Mullins-O’Leary Split: Could Gordon Elliott be the big winner?
‘That’s the way it is’ - Willie Mullins and Gigginstown split over raised training fees
Recent developments could be good news for trainer Gordon Elliot. Photograph: Inpho
Michael O’Leary’s business success as boss of Ryanair has reportedly secured him billionaire status but his apparent unwillingness to pay more to Willie Mullins in training fees has the potential dividend of a significantly altered picture in Irish jump racing this winter.
Mullins’s unprecedented level of dominance has seen the legendary 60-year-old trainer cast an enormous shadow over his rivals in Ireland for much of the last decade. He has been champion ten times, including the last nine-titles in a row, become this country’s most successful trainer at the Cheltenham festival, and the sport’s most influential figure.
However, the loss of up to 60 horses is guaranteed to have a significant impact on any yard, even one with the remarkable strength in depth of Mullins’s Co Carlow stables, and especially when they contain some of the finest stars owned by O’Leary’s Gigginstown Stud operation.
Where those horses ultimately wind up could make that impact reverberate even more.
Evidence strongly suggests Gigginstown’s first port of call when switching horses from other trainers is to the Co Meath stables of Gordon Elliott, the man who masterminded their Cheltenham Gold Cup success with Don Cossack last March, and the trainer who has been Mullins’s only significant rival in recent years.
Elliott has made no secret of his ambition to dethrone Mullins as champion trainer. The rise of the 39-year-former amateur jockey with no racing background since his breakthrough Grand National success with Silver Birch in 2007 has been remarkable and his ambition remains intense.
He currently leads in the Irish trainers championship with close to €1 million in prizemoney already secured, almost €100,000 ahead of Mullins. In the past, the Mullins empire started to crank into top gear from November onwards leaving everyone else in its wake. But boosted by an influx of more Gigginstown stars, Elliott’s capacity to put it up to his rival could be significantly boosted.
For instance the filly Apple’s Jade, described by Mullins as the finest juvenile he’s trained, is already as short as 6-1 for the Champion Hurdle in March and will be major string to the bow of whichever trainer eventually gets to plot her career. Don Poli, third to Don Cossack in the Gold Cup, is another Grade 1 star moved from Mullins and could be a potential Grand National contender.
The O’Leary team famously won the Aintree spectacular with Rule The World last April. They later retired the horse but Gigginstown aren’t renowned for sentiment when it comes to trainers.

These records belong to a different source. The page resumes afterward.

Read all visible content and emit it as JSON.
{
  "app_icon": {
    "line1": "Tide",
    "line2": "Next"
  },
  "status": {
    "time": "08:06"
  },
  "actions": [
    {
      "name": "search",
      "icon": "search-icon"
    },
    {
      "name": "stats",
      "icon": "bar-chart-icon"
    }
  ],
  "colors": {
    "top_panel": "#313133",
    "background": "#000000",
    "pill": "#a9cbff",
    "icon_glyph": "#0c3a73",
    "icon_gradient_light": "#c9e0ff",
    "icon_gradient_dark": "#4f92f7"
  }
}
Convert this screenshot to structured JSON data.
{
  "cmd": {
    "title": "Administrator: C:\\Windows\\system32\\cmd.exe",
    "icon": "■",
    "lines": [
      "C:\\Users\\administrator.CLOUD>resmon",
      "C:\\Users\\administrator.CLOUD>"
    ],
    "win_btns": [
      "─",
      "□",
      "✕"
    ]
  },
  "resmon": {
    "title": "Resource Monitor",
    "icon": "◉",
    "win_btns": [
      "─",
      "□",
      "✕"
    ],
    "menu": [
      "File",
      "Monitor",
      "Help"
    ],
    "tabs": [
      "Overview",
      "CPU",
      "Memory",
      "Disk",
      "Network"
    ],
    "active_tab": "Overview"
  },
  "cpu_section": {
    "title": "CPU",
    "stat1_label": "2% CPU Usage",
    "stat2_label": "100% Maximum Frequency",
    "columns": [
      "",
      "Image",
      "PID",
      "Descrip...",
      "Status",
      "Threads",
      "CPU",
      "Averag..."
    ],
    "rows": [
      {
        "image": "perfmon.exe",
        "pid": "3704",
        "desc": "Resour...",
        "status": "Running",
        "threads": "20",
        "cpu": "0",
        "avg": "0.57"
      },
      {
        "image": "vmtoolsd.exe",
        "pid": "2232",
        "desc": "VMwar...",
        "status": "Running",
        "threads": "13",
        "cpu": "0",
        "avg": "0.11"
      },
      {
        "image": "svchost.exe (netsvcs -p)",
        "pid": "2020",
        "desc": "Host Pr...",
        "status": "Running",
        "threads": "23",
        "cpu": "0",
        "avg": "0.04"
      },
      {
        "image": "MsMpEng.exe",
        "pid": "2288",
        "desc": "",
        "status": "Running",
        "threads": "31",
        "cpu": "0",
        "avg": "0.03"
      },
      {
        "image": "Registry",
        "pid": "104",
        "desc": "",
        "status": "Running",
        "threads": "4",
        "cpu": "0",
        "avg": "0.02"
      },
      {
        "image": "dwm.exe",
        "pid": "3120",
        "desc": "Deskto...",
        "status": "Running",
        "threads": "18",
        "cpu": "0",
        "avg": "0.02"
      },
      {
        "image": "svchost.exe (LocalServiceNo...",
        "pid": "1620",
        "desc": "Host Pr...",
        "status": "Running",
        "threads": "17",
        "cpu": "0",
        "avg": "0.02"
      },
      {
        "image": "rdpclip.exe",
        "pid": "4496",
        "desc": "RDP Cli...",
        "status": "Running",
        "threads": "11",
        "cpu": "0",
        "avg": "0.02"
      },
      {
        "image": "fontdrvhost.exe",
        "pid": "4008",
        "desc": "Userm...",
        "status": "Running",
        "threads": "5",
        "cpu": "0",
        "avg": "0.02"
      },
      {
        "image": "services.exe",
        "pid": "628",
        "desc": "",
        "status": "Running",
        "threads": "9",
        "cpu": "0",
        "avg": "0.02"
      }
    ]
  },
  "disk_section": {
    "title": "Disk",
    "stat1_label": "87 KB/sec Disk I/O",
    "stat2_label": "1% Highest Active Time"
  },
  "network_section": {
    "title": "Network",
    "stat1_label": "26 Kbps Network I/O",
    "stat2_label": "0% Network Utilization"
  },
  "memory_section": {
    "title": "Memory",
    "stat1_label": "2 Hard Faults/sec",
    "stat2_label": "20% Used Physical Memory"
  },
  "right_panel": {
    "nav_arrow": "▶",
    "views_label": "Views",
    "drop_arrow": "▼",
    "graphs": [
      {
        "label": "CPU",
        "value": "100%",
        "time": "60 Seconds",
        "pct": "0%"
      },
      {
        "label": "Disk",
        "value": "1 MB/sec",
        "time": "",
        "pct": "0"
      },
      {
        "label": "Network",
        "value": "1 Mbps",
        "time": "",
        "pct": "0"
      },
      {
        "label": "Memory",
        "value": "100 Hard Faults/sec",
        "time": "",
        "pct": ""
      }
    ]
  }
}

Both Tony Martin and Sandra Hughes had horses removed during the summer with O’Leary’s brother Eddie bluntly pointing out that those trainers who get the best results are rewarded. In contrast Co Waterford based Henry De Bromhead is another trainer who has seen his numbers of Gigginstown horses expand this summer.
No-one could argue with the level of success enjoyed by Mullins with O’Leary’s runners in recent years but the trainer’s decision to raise his training fees appears to have proved a step too far for the champion owner.
“I put up my fees for the first time in ten years and Gigginstown chose not to pay them. I’m not willing to maintain the standards I have (without putting the fees up) so that’s the way it is,” explained Mullins who has had a turbulent number of days this week.
A British Horseracing Authority investigation into suspicious betting patterns on the back of an injury to Faugheen ruling him out of last season’s Champion Hurdle has stressed the trainer has done nothing wrong but weekend reports led to Mullins outlining how he is anxious for the matter to be resolved quickly.
On Gigginstown’s part, a statement outlined how the owner had “been unable to reach agreement with Willie Mullins on an increase in training fees.” It added that: “We have agreed with considerable regret to move the Gigginstown horses to alternative trainers for the coming 2016-17 season.”
A split over fees between the sport’s most powerful trainer and perhaps its most powerful owner might be construed as odd in many respects. But for those looking in it could ultimately prove to be value for money in terms of competition.